**Assignment**
Every word in the data below belongs in your copy, exactly as given; the pictures do not.

──────

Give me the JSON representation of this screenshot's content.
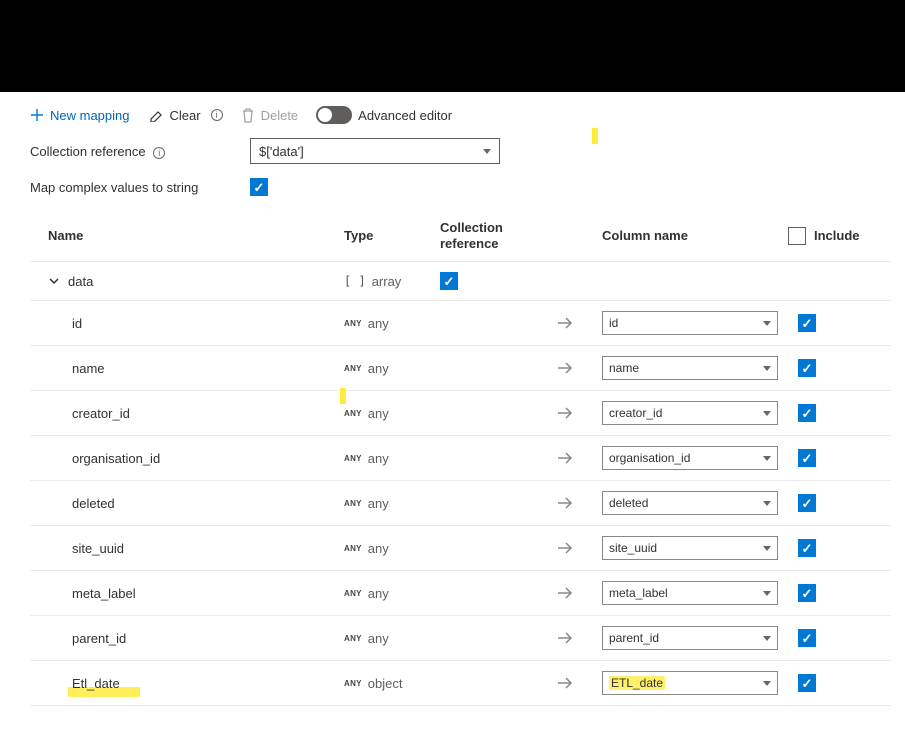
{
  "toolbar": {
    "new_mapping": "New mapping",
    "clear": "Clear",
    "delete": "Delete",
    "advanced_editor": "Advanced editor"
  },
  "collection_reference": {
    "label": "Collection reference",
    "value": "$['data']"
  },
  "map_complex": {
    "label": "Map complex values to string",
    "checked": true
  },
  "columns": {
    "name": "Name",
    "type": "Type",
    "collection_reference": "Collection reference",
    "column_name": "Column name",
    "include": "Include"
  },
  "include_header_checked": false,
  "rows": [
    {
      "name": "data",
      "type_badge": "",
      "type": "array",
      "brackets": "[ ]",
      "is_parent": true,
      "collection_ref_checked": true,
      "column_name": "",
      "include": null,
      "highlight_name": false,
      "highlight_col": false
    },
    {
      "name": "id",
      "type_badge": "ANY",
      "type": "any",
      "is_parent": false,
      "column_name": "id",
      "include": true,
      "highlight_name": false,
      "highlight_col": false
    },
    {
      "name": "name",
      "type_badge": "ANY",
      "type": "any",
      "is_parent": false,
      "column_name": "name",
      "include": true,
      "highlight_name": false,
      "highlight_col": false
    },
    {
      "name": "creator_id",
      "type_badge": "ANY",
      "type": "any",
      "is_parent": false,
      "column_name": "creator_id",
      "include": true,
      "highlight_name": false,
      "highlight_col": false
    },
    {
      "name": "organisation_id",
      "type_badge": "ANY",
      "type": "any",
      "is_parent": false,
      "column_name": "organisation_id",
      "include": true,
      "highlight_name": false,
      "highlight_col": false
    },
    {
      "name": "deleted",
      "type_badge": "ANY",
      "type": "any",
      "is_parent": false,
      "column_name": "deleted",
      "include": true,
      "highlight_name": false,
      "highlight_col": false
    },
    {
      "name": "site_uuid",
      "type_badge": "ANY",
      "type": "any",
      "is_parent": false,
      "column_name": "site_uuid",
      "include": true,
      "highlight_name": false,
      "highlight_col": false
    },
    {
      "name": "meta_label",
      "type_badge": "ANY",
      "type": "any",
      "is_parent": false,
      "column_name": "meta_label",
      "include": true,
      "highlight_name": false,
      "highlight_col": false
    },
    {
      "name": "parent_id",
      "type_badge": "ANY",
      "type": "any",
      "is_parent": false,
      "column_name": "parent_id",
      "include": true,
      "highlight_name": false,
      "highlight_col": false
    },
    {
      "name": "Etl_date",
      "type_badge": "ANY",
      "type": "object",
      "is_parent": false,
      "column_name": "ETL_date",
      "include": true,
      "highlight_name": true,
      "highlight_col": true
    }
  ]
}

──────

**Written answer**
Give me the JSON representation of this screenshot's content.
{
  "toolbar": {
    "new_mapping": "New mapping",
    "clear": "Clear",
    "delete": "Delete",
    "advanced_editor": "Advanced editor"
  },
  "collection_reference": {
    "label": "Collection reference",
    "value": "$['data']"
  },
  "map_complex": {
    "label": "Map complex values to string",
    "checked": true
  },
  "columns": {
    "name": "Name",
    "type": "Type",
    "collection_reference": "Collection reference",
    "column_name": "Column name",
    "include": "Include"
  },
  "include_header_checked": false,
  "rows": [
    {
      "name": "data",
      "type_badge": "",
      "type": "array",
      "brackets": "[ ]",
      "is_parent": true,
      "collection_ref_checked": true,
      "column_name": "",
      "include": null,
      "highlight_name": false,
      "highlight_col": false
    },
    {
      "name": "id",
      "type_badge": "ANY",
      "type": "any",
      "is_parent": false,
      "column_name": "id",
      "include": true,
      "highlight_name": false,
      "highlight_col": false
    },
    {
      "name": "name",
      "type_badge": "ANY",
      "type": "any",
      "is_parent": false,
      "column_name": "name",
      "include": true,
      "highlight_name": false,
      "highlight_col": false
    },
    {
      "name": "creator_id",
      "type_badge": "ANY",
      "type": "any",
      "is_parent": false,
      "column_name": "creator_id",
      "include": true,
      "highlight_name": false,
      "highlight_col": false
    },
    {
      "name": "organisation_id",
      "type_badge": "ANY",
      "type": "any",
      "is_parent": false,
      "column_name": "organisation_id",
      "include": true,
      "highlight_name": false,
      "highlight_col": false
    },
    {
      "name": "deleted",
      "type_badge": "ANY",
      "type": "any",
      "is_parent": false,
      "column_name": "deleted",
      "include": true,
      "highlight_name": false,
      "highlight_col": false
    },
    {
      "name": "site_uuid",
      "type_badge": "ANY",
      "type": "any",
      "is_parent": false,
      "column_name": "site_uuid",
      "include": true,
      "highlight_name": false,
      "highlight_col": false
    },
    {
      "name": "meta_label",
      "type_badge": "ANY",
      "type": "any",
      "is_parent": false,
      "column_name": "meta_label",
      "include": true,
      "highlight_name": false,
      "highlight_col": false
    },
    {
      "name": "parent_id",
      "type_badge": "ANY",
      "type": "any",
      "is_parent": false,
      "column_name": "parent_id",
      "include": true,
      "highlight_name": false,
      "highlight_col": false
    },
    {
      "name": "Etl_date",
      "type_badge": "ANY",
      "type": "object",
      "is_parent": false,
      "column_name": "ETL_date",
      "include": true,
      "highlight_name": true,
      "highlight_col": true
    }
  ]
}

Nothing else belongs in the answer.